* _Task goal_
Please reproduce the listing word for word. Pictures stay out.

+ + + +

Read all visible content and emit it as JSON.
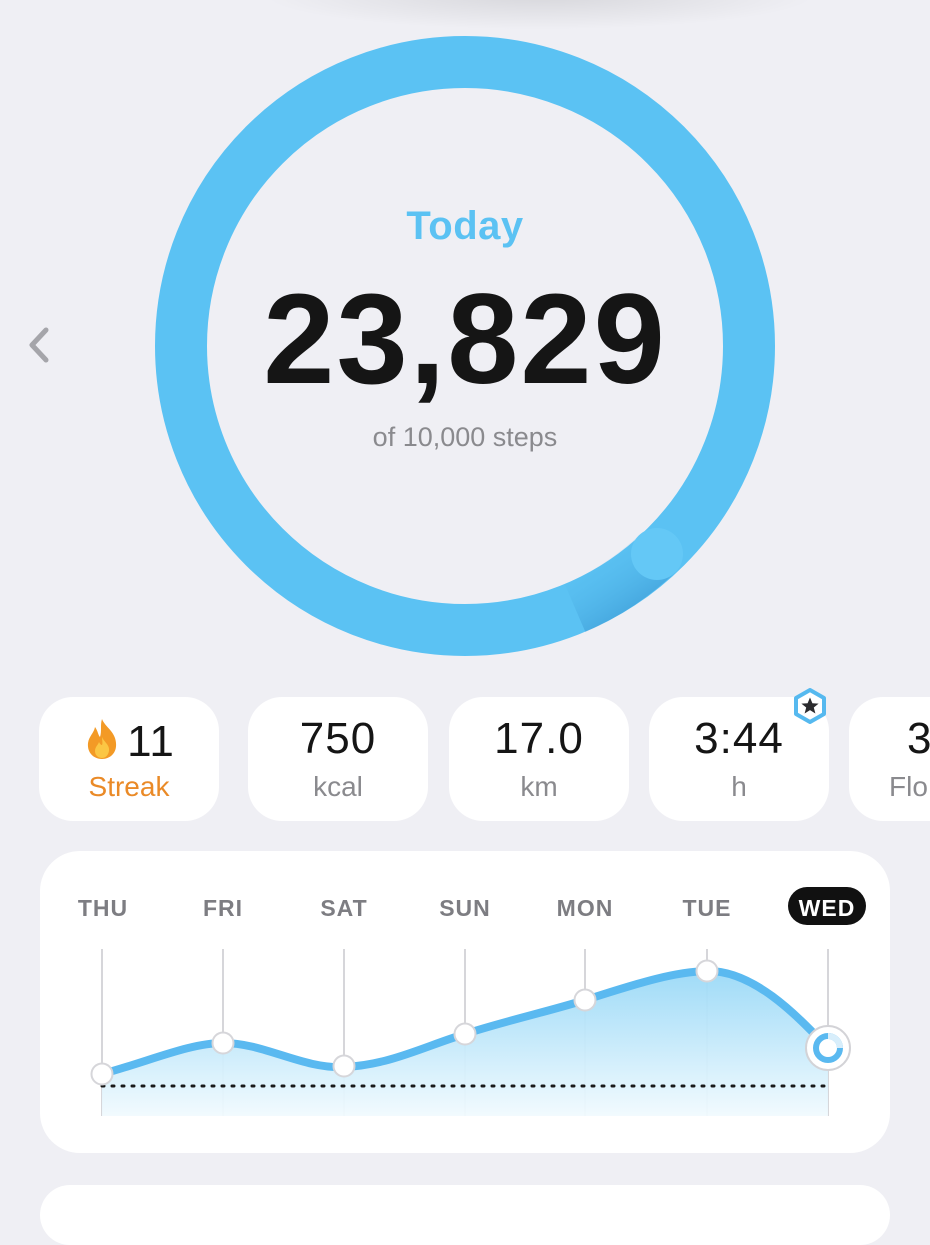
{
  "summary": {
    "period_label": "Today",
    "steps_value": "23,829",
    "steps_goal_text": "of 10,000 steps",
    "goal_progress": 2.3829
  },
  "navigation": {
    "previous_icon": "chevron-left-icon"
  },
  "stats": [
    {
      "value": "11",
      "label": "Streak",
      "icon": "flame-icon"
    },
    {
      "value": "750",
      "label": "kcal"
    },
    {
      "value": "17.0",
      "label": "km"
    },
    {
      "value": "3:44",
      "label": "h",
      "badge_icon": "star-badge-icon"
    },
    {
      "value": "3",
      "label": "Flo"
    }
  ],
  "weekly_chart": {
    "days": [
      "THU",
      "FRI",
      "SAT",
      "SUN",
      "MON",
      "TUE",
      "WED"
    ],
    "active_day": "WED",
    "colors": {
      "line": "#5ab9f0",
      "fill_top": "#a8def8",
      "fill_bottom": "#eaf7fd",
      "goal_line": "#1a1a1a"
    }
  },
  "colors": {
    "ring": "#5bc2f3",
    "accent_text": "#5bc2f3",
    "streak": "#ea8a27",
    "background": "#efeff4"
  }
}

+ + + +

* _Solution to this exercise_
Read all visible content and emit it as JSON.
{
  "summary": {
    "period_label": "Today",
    "steps_value": "23,829",
    "steps_goal_text": "of 10,000 steps",
    "goal_progress": 2.3829
  },
  "navigation": {
    "previous_icon": "chevron-left-icon"
  },
  "stats": [
    {
      "value": "11",
      "label": "Streak",
      "icon": "flame-icon"
    },
    {
      "value": "750",
      "label": "kcal"
    },
    {
      "value": "17.0",
      "label": "km"
    },
    {
      "value": "3:44",
      "label": "h",
      "badge_icon": "star-badge-icon"
    },
    {
      "value": "3",
      "label": "Flo"
    }
  ],
  "weekly_chart": {
    "days": [
      "THU",
      "FRI",
      "SAT",
      "SUN",
      "MON",
      "TUE",
      "WED"
    ],
    "active_day": "WED",
    "colors": {
      "line": "#5ab9f0",
      "fill_top": "#a8def8",
      "fill_bottom": "#eaf7fd",
      "goal_line": "#1a1a1a"
    }
  },
  "colors": {
    "ring": "#5bc2f3",
    "accent_text": "#5bc2f3",
    "streak": "#ea8a27",
    "background": "#efeff4"
  }
}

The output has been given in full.